I have read your pieces so that I can fairly participate in the Readers' Choice vote. (I read all of them through last week, before I started commenting.) I will be coming back around to offer my keep/tweak comment, but I didn't want anyone to snark.

Cheers,
Aerin (#236)

BTW, it's perfectly fine if you still want to snark, but this way you can choose a more appropriate subject, like Sarah Palin's hair or the enigmatic career of Justin Timberlake.

JaneyV said...

Congratulations! Well done!

Karen said...

Mike, I'm sorry I hadn't read this in time to vote! I can only repeat what others have said, but I can also add my congratulations! This is wonderful.

Jared said...

excellent. extremely enjoyable. other "e" words as well.

Kurt Hendricks said...

Congratulations, Michael! I had a feeling your name would pop up among the contest winners.

MHPayne said...

Thanks again, everyone!

To read more about Ottersgate and the animal folks who live there, you can get a used copy of my long out-of-print novel The Blood Jaguar for about a buck at Amazon. Or you can go to fictionwise.com, do an author search for "Michael H. Payne," and you'll find e-book versions of the book along with the story "Crow's Curse" and other stuff by me.

Thanks again!

Mike

SzélsőFa said...

congratulations!

Dottie (My Blog 2.0) said...

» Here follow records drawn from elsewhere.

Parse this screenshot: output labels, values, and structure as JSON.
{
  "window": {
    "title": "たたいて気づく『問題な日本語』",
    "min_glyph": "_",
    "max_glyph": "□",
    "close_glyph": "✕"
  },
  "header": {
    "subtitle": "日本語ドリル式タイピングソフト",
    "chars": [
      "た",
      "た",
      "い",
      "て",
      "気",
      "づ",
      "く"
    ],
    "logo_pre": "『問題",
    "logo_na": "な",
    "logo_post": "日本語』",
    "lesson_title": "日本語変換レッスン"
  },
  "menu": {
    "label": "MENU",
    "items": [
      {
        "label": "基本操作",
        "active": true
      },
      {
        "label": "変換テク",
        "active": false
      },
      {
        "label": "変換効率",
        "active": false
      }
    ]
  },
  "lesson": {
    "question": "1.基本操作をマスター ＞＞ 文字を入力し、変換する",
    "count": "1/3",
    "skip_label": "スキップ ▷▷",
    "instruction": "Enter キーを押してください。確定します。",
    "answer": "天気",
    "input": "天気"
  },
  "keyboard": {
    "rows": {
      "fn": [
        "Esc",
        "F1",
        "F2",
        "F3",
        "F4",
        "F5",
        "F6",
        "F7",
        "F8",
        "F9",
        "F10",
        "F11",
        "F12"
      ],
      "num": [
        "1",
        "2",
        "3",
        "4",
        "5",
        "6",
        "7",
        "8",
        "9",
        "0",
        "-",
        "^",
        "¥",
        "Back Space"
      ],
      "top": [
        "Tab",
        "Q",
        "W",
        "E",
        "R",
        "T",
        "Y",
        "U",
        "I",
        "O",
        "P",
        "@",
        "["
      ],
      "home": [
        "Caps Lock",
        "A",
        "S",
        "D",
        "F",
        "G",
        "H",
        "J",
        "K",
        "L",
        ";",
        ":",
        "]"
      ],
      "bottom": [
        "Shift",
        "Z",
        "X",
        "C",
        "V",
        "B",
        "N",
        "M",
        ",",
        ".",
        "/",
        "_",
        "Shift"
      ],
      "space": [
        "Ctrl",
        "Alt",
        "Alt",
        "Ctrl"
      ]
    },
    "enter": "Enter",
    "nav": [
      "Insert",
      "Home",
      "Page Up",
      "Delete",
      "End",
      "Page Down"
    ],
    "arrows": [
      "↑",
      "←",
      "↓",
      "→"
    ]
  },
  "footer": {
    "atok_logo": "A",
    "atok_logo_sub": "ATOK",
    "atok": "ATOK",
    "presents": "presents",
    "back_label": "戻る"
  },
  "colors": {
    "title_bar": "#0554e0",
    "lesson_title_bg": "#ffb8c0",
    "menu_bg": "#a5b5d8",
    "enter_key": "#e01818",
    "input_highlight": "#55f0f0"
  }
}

Humanity brought to our furry (and feathered) friends, along with the truths of life. Lovey piece.

Congrats on your win!

Dottie :)